Estimated departure: Week 5

Mid-season departures

Stacey

Stacey’s buns ain’t got it going on. The mum of three only started tweeting today – and this was simply to retweet GBBO’s official announcements. That said, Stacey appears to have cooked a courgette cake on 9 June, indicating she stays in the competition until at least free-from week (or she’s just a massive sadist).

Estimated departure: Week 6

Chris

Chris is a tricky one, as he’s already verified on Twitter and was already solidly social media famous before GBBO. The one stinker of a clue he did leave, however, was tweeting about baking a cake without sugar on 5 June. As he was in London on 18 June (a Sunday, and therefore a GBBO filming day) and between the free-from week and this date he tweeted about bread and biscuits (which are traditionally filmed before free-from week in Bake Off history) I suspect he left just before, or slap bang on, Week 7. ARE YOU PROUD NOW, MOTHER?

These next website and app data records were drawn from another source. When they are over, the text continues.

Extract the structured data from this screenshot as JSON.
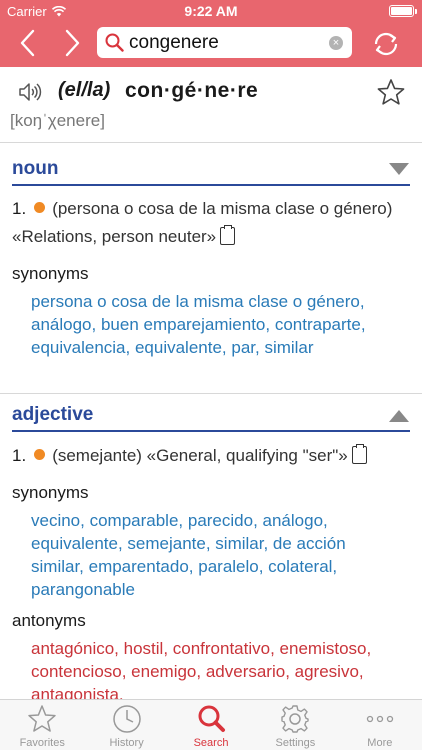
{
  "status": {
    "carrier": "Carrier",
    "time": "9:22 AM"
  },
  "search": {
    "value": "congenere",
    "clear_symbol": "×"
  },
  "entry": {
    "gender": "(el/la)",
    "headword": "con·gé·ne·re",
    "ipa": "[koŋˈχenere]"
  },
  "noun": {
    "label": "noun",
    "sense_number": "1.",
    "sense_text": "(persona o cosa de la misma clase o género) «Relations, person neuter»",
    "synonyms_label": "synonyms",
    "synonyms": "persona o cosa de la misma clase o género, análogo, buen emparejamiento, contraparte, equivalencia, equivalente, par, similar"
  },
  "adjective": {
    "label": "adjective",
    "sense_number": "1.",
    "sense_text": "(semejante) «General, qualifying \"ser\"»",
    "synonyms_label": "synonyms",
    "synonyms": "vecino, comparable, parecido, análogo, equivalente, semejante, similar, de acción similar, emparentado, paralelo, colateral, parangonable",
    "antonyms_label": "antonyms",
    "antonyms": "antagónico, hostil, confrontativo, enemistoso, contencioso, enemigo, adversario, agresivo, antagonista,"
  },
  "tabs": [
    {
      "label": "Favorites",
      "icon": "star-icon"
    },
    {
      "label": "History",
      "icon": "clock-icon"
    },
    {
      "label": "Search",
      "icon": "search-icon"
    },
    {
      "label": "Settings",
      "icon": "gear-icon"
    },
    {
      "label": "More",
      "icon": "more-icon"
    }
  ],
  "colors": {
    "accent": "#e8666e",
    "pos": "#2b4a9a",
    "synonym": "#2a7bb8",
    "antonym": "#c9343a",
    "active_tab": "#d9343c",
    "dot": "#f08a24"
  }
}
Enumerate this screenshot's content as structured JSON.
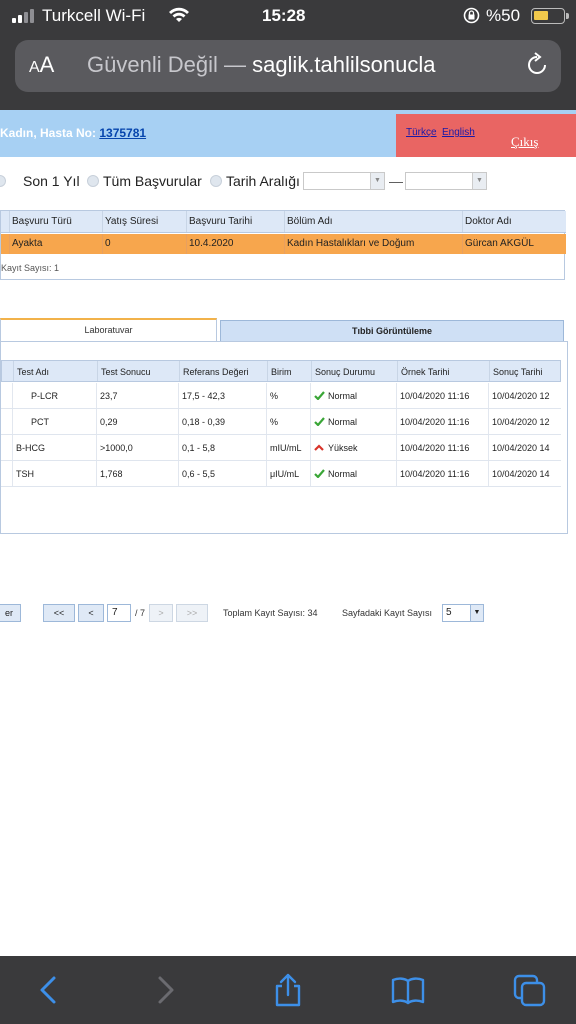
{
  "status_bar": {
    "carrier": "Turkcell Wi-Fi",
    "time": "15:28",
    "battery_percent": "%50",
    "battery_level": 0.5
  },
  "address_bar": {
    "aa_small": "A",
    "aa_large": "A",
    "security_text": "Güvenli Değil —",
    "domain": "saglik.tahlilsonucla"
  },
  "header": {
    "patient_text": "Kadın, Hasta No:",
    "patient_no": "1375781",
    "lang_tr": "Türkçe",
    "lang_en": "English",
    "logout": "Çıkış"
  },
  "filters": {
    "options": [
      "Son 1 Yıl",
      "Tüm Başvurular",
      "Tarih Aralığı"
    ],
    "separator": "—"
  },
  "applications": {
    "columns": [
      "Başvuru Türü",
      "Yatış Süresi",
      "Başvuru Tarihi",
      "Bölüm Adı",
      "Doktor Adı"
    ],
    "rows": [
      [
        "Ayakta",
        "0",
        "10.4.2020",
        "Kadın Hastalıkları ve Doğum",
        "Gürcan AKGÜL"
      ]
    ],
    "record_count": "Kayıt Sayısı: 1"
  },
  "tabs": {
    "active": "Laboratuvar",
    "inactive": "Tıbbi Görüntüleme"
  },
  "lab_results": {
    "columns": [
      "Test Adı",
      "Test Sonucu",
      "Referans Değeri",
      "Birim",
      "Sonuç Durumu",
      "Örnek Tarihi",
      "Sonuç Tarihi"
    ],
    "rows": [
      {
        "test": "P-LCR",
        "result": "23,7",
        "reference": "17,5 - 42,3",
        "unit": "%",
        "status": "Normal",
        "status_type": "normal",
        "sample_date": "10/04/2020 11:16",
        "result_date": "10/04/2020 12"
      },
      {
        "test": "PCT",
        "result": "0,29",
        "reference": "0,18 - 0,39",
        "unit": "%",
        "status": "Normal",
        "status_type": "normal",
        "sample_date": "10/04/2020 11:16",
        "result_date": "10/04/2020 12"
      },
      {
        "test": "B-HCG",
        "result": ">1000,0",
        "reference": "0,1 - 5,8",
        "unit": "mIU/mL",
        "status": "Yüksek",
        "status_type": "high",
        "sample_date": "10/04/2020 11:16",
        "result_date": "10/04/2020 14"
      },
      {
        "test": "TSH",
        "result": "1,768",
        "reference": "0,6 - 5,5",
        "unit": "μIU/mL",
        "status": "Normal",
        "status_type": "normal",
        "sample_date": "10/04/2020 11:16",
        "result_date": "10/04/2020 14"
      }
    ]
  },
  "pager": {
    "left_button": "er",
    "first": "<<",
    "prev": "<",
    "next": ">",
    "last": ">>",
    "current_page": "7",
    "total_pages": "/ 7",
    "total_records": "Toplam Kayıt Sayısı: 34",
    "page_size_label": "Sayfadaki Kayıt Sayısı",
    "page_size": "5"
  },
  "colors": {
    "chrome": "#3a3a3c",
    "header_band": "#a7d0f3",
    "logout_box": "#e96563",
    "selected_row": "#f7a64d",
    "table_header": "#dde8f7",
    "ok_green": "#3aa637",
    "high_red": "#d9342b",
    "ios_blue": "#3d8fe8"
  },
  "icons": [
    "signal-icon",
    "wifi-icon",
    "rotation-lock-icon",
    "battery-icon",
    "reload-icon",
    "check-icon",
    "arrow-up-icon",
    "back-icon",
    "forward-icon",
    "share-icon",
    "bookmarks-icon",
    "tabs-icon"
  ]
}
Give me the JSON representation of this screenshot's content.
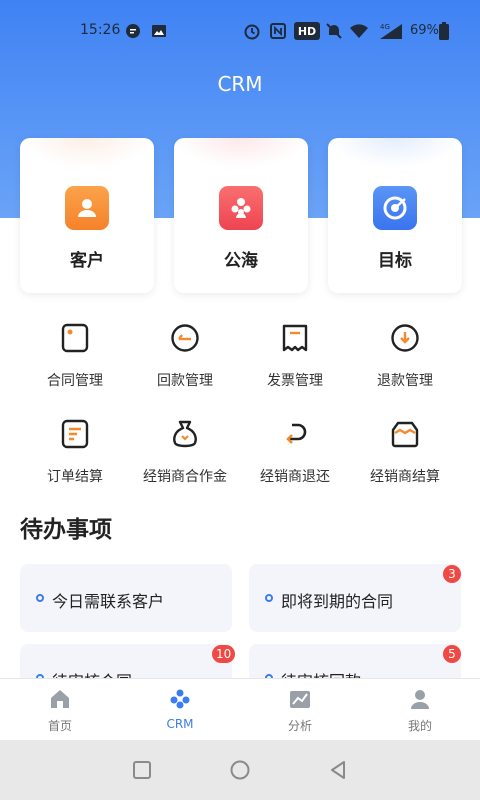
{
  "status_bar": {
    "time": "15:26",
    "network": "4G",
    "hd": "HD",
    "battery": "69%",
    "icons": [
      "chat-bubble-icon",
      "image-icon",
      "alarm-icon",
      "nfc-icon",
      "hd-icon",
      "mute-icon",
      "wifi-icon",
      "signal-icon",
      "battery-icon"
    ]
  },
  "header": {
    "title": "CRM"
  },
  "top_cards": [
    {
      "label": "客户",
      "icon": "person-icon",
      "color": "#f7892d"
    },
    {
      "label": "公海",
      "icon": "people-icon",
      "color": "#f2505a"
    },
    {
      "label": "目标",
      "icon": "target-icon",
      "color": "#3a7cf2"
    }
  ],
  "grid": [
    {
      "label": "合同管理",
      "icon": "contract-icon"
    },
    {
      "label": "回款管理",
      "icon": "payment-return-icon"
    },
    {
      "label": "发票管理",
      "icon": "invoice-icon"
    },
    {
      "label": "退款管理",
      "icon": "refund-icon"
    },
    {
      "label": "订单结算",
      "icon": "order-icon"
    },
    {
      "label": "经销商合作金",
      "icon": "money-bag-icon"
    },
    {
      "label": "经销商退还",
      "icon": "return-arrow-icon"
    },
    {
      "label": "经销商结算",
      "icon": "settlement-icon"
    }
  ],
  "todo_section": {
    "title": "待办事项",
    "items": [
      {
        "label": "今日需联系客户",
        "badge": ""
      },
      {
        "label": "即将到期的合同",
        "badge": "3"
      },
      {
        "label": "待审核合同",
        "badge": "10"
      },
      {
        "label": "待审核回款",
        "badge": "5"
      }
    ]
  },
  "tabbar": [
    {
      "label": "首页",
      "icon": "home-icon"
    },
    {
      "label": "CRM",
      "icon": "crm-icon"
    },
    {
      "label": "分析",
      "icon": "chart-icon"
    },
    {
      "label": "我的",
      "icon": "profile-icon"
    }
  ],
  "colors": {
    "primary": "#3a7cf2",
    "accent": "#f7892d",
    "badge": "#f04843"
  }
}
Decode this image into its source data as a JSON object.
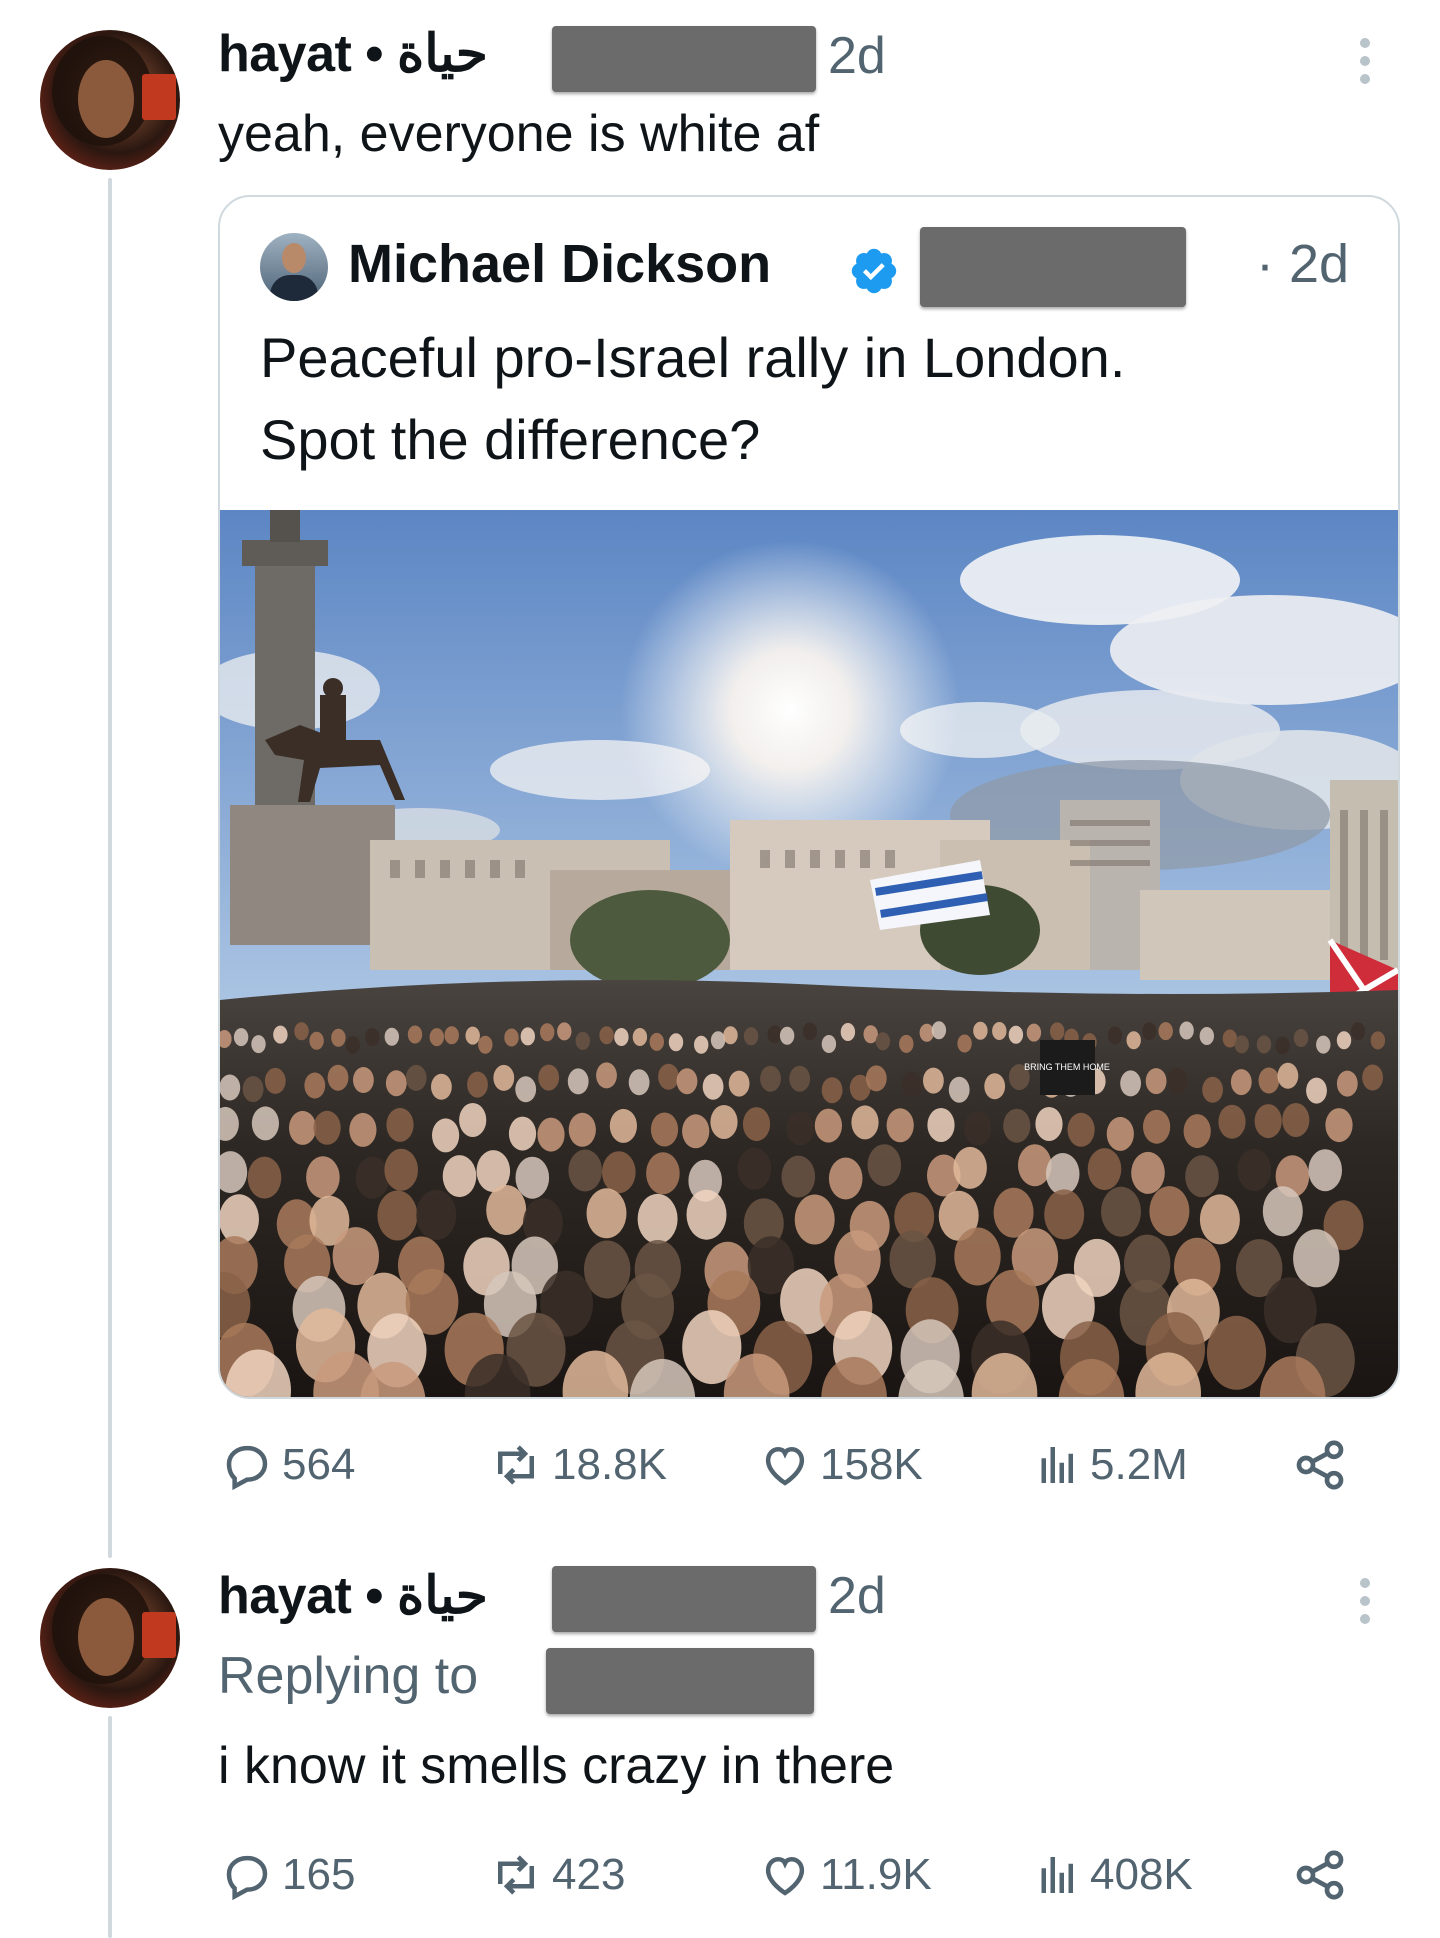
{
  "tweet1": {
    "name": "hayat • حياة",
    "time": "2d",
    "text": "yeah, everyone is white af"
  },
  "quote": {
    "name": "Michael Dickson",
    "time": "· 2d",
    "text_line1": "Peaceful pro-Israel rally in London.",
    "text_line2": "Spot the difference?",
    "sign_text": "BRING THEM HOME"
  },
  "tweet1_actions": {
    "replies": "564",
    "reposts": "18.8K",
    "likes": "158K",
    "views": "5.2M"
  },
  "tweet2": {
    "name": "hayat • حياة",
    "time": "2d",
    "replying_to": "Replying to",
    "text": "i know it smells crazy in there"
  },
  "tweet2_actions": {
    "replies": "165",
    "reposts": "423",
    "likes": "11.9K",
    "views": "408K"
  },
  "icons": [
    "reply-icon",
    "repost-icon",
    "like-icon",
    "views-icon",
    "share-icon",
    "more-icon",
    "verified-icon"
  ],
  "colors": {
    "verified": "#1d9bf0",
    "secondary_text": "#536471",
    "border": "#cfd9de"
  }
}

Estimated departure: Week 7

Flo

Flo’s personal motto is “Flo leaves no clues”, or at least I assume it is because truly, the lady doesn’t. She’s the oldest Bake Off contestant ever, meaning we can forgive her for not logging onto the WWWs. I am certain she’ll join Twitter once she realises how many people love her, a bit like Val of seasons past. See you soon, Flo. See you soon.

Estimated departure: Week 8

Liam

Liam either left in Week 1 or Week 9 – with 0 percent chance it was any of the weeks in between. The boy is an enigma – a cupcake conundrum, a macaron mystery. His bagel-eyed Twitter profile picture could realistically either be a professional shot OR taken by an A-Level mate with his dad’s camera. He tweeted calling his other contestants “family”, but he also only follows ONE of them on the site. Oh, oh, oh, mysterious boy, I want to get close to you. Move your baking next to mine.

Estimated departure: Week 9

Finalists

Steven

Twitter bios are laden with hidden meanings and Steven Carter-Bailey’s doesn’t disappoint. His bio tells people to tune in “every” (every!) Tuesday and he has started his own hashtag, #StevenGBBO. As he only started tweeting 4 August (indicating he was a busy lil baker before this point) AND his cakes look exceptionally lovely, this boy stinks of finalist.  

(That said, he has never tweeted about bread, meaning he potentially got chucked out on week three, Paul Hollywood’s reckoning.)

Sophie

Sophie’s Twitter trail is the most revealing of the lot, as the bike-loving baker recently followed a talent agency on the site. This agency represents one of last year’s GBBO bakers who left just before the finale. It’s clear Sophie’s rising faster than some saffron-infused sourdough left overnight in Mary’s proving drawer. Either that or she's bolder than Candice's lipstick. 

Chuen-Yan

Since joining Twitter in April 2017, Yan has been remarkably silent. Does this indicate an early departure? Yes, probably. Despite this, I’m going to put her as a finalist. She looks really nice. 

Amelia Tait is a technology and digital culture writer at the New Statesman.